An important concept in contract management software design in terms of system setup is the ability to have an additive approach to your data.  Quite often, you will have some items that you report on as available pieces of data you can leverage. Other times, it’s something that you need to gain.

With a go-forward approach, perhaps you make a certain piece of data that you need to collect a required field in the system. For example, you need to be able to report on whether your NDA’s are mutual or not.  By using contract software that’s configurable to your needs, you can add in a question, “Is this Mutual?” and have this field mandatory for the user to answer, choosing a drop down “yes” or “no”.  This could also be done with a missing key date field.

This way, when someone is working with that contract, whether it be a renewal, amendment, expiration, or even a vendor or supplier review, you are always capturing that piece of data.  As new contracts get added, you capture the data required for proper reporting, compliance, and risk management.  This eliminates the need for someone to sit in a dark corner for 3 months madly gathering and entering data while ignoring their normal duties.

Leverage Your Existing Business Systems  

Many times, we find that customers have some contract information in other systems.  Accounting, ERP systems, and CRM’s quite often will hold a good portion of your data already.  An important aspect of a contract lifecycle management (CLM) platform is that organization, contract, and document information can each stand on its own and be loaded in an additive way.

This allows you to build information quickly and as it’s available.  There’s no need to duplicate efforts and with a little creativity on what you have for information about your contracts. For example, you could upload your vendor list from an ERP system into the CLM software regardless of whether you have a contract connected to a vendor yet.

Get Data from How You’re Organizing Contracts Today

How are you organizing contracts today?  Frequently, I talk to prospects who aren’t using spreadsheets or other means of managing contract-related information. Their only contract management solution is a folder structure organized by vendor or supplier and within that folder will be subfolders containing each contract type such as MSA, NDA, etc.  What they may not realize is that the folder approach still provides three importants points of data that can serve as building blocks going forward: the counterparty, contract type, and document itself.

These often overlooked yet simple items can create the baseline for importing contracts from a folder structure situation into a contract management system. This allows you to take the first step in moving to a model of managing your contracts based on what’s really important such as the terms, conditions, and obligations, for example.

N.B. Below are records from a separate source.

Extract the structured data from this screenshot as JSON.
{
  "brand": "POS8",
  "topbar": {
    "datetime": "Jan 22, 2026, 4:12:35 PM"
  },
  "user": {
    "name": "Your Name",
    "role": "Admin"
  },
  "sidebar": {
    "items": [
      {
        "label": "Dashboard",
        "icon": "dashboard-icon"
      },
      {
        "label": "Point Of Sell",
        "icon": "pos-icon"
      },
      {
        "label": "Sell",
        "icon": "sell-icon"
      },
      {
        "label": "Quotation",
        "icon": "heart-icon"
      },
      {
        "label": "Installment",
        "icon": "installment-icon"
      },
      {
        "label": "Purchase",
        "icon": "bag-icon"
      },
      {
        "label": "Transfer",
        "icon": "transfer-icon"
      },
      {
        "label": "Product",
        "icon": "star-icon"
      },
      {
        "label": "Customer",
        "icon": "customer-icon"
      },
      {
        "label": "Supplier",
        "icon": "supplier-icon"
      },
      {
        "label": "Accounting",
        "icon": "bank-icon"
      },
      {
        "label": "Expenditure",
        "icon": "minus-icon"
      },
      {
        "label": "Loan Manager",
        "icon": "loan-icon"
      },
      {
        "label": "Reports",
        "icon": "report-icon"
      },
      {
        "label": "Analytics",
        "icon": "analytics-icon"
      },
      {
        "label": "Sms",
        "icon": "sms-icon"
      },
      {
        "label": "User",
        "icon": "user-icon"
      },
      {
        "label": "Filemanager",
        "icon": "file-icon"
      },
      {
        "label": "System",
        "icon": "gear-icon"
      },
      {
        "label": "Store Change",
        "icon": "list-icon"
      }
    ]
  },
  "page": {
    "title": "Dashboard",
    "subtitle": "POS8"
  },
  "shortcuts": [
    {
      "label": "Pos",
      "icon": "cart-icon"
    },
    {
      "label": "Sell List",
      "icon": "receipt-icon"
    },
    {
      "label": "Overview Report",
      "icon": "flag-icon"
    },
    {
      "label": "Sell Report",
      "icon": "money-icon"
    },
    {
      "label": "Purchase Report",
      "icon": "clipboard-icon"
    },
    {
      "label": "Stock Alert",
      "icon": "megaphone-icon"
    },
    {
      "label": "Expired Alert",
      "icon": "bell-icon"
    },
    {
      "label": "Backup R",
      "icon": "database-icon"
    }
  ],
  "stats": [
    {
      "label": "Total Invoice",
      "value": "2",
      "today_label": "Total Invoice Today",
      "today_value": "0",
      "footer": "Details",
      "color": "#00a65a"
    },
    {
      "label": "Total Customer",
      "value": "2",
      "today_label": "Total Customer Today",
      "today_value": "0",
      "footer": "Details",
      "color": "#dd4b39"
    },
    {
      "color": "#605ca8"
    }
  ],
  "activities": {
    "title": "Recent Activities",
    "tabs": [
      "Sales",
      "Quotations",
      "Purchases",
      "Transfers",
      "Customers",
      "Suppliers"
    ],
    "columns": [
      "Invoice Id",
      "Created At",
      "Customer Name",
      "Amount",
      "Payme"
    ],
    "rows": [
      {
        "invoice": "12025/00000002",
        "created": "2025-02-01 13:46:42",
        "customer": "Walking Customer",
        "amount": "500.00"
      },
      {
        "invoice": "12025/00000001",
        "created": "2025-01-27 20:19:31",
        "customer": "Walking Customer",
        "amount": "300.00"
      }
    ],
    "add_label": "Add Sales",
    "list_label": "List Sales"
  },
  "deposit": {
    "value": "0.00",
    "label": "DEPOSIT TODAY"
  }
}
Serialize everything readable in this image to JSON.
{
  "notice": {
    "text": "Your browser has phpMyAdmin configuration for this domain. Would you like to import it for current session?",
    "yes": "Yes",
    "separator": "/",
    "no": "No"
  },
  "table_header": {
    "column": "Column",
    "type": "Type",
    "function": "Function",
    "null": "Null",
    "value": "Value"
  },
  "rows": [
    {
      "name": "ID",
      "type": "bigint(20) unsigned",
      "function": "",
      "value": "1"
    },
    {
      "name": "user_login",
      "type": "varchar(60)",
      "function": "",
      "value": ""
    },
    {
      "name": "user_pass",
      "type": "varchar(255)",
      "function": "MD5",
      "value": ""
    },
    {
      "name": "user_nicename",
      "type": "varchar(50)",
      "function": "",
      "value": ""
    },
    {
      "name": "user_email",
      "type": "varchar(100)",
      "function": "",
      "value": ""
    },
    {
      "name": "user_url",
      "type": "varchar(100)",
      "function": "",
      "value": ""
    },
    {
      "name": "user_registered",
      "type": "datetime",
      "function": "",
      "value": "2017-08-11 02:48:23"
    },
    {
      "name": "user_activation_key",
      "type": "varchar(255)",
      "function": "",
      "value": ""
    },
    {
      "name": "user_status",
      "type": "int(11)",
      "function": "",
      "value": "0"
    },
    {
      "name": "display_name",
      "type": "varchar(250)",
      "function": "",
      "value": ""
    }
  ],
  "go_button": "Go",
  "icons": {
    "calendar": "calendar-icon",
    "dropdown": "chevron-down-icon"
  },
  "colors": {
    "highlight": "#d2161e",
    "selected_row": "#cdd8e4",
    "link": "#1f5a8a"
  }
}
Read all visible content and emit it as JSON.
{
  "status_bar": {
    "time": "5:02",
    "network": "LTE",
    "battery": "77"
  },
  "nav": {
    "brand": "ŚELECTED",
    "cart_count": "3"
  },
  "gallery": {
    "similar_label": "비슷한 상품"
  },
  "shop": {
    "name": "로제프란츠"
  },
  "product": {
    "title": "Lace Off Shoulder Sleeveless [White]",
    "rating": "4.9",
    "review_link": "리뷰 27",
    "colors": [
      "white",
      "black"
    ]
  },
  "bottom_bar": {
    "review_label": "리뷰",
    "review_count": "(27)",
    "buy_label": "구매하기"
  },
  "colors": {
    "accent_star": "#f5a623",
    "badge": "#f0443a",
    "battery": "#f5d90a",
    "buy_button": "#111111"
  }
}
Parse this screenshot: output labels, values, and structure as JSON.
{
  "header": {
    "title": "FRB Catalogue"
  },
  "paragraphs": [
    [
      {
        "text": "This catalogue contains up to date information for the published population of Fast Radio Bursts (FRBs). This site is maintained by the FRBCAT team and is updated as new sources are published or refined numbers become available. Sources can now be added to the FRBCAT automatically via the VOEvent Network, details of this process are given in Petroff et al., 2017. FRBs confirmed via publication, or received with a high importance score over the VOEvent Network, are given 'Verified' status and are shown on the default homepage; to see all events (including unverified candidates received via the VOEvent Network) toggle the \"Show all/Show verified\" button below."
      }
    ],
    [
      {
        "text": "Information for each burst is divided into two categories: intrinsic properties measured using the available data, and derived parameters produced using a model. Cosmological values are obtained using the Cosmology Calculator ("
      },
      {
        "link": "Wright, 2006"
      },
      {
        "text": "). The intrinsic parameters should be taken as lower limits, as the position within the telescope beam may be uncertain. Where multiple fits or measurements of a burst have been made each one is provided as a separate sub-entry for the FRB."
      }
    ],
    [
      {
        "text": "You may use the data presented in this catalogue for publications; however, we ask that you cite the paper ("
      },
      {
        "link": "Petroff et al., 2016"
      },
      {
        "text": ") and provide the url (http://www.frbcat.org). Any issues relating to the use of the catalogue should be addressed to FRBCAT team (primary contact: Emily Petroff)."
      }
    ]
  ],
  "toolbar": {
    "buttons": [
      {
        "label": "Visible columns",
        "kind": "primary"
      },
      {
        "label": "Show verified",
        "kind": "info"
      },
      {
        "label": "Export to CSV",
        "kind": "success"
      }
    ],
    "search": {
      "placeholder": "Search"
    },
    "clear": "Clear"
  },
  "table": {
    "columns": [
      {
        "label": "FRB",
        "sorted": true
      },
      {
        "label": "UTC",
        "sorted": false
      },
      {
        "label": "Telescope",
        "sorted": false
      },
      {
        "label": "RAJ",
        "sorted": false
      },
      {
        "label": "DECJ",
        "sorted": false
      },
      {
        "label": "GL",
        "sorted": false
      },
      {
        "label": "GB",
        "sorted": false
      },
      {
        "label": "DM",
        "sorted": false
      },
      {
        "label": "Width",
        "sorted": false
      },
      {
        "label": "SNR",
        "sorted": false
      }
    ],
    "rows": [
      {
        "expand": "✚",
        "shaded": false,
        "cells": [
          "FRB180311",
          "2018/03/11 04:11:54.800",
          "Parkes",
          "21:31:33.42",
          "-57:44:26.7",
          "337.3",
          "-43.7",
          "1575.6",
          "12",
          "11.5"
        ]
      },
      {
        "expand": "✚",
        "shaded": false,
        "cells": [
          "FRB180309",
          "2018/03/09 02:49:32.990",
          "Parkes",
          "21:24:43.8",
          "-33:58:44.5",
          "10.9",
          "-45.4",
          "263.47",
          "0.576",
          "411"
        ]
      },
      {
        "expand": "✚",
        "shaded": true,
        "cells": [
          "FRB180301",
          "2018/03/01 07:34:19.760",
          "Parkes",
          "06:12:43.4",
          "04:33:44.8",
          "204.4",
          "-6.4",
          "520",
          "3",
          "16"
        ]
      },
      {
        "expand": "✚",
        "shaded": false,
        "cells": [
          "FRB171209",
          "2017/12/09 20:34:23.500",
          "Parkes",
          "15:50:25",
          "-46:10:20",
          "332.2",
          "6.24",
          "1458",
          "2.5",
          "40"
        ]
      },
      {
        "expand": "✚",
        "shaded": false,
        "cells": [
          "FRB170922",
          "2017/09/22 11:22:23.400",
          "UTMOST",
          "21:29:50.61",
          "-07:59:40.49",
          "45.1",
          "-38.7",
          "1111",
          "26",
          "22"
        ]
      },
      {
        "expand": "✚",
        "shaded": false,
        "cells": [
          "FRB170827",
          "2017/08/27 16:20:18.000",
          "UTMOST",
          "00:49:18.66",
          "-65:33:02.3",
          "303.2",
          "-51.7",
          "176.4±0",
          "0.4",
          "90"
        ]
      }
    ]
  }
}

Takeaway

If you are considering contract management software to improve your contract processes, don’t stress unnecessarily over what to do with your existing data. The three strategies outlined above can help you build a good foundation for your contract management system using tools and methods that do not take away your valuable time trying to get a handle on all your data while performing your regular job functions.

The last thing you need is a second job trying to gather an endless amount of information as a contract data collection clerk in a dark corner.  Just leverage the data hidden within items you already have and gain the data you need for proper compliance with an additive approach over the course of your normal daily routines.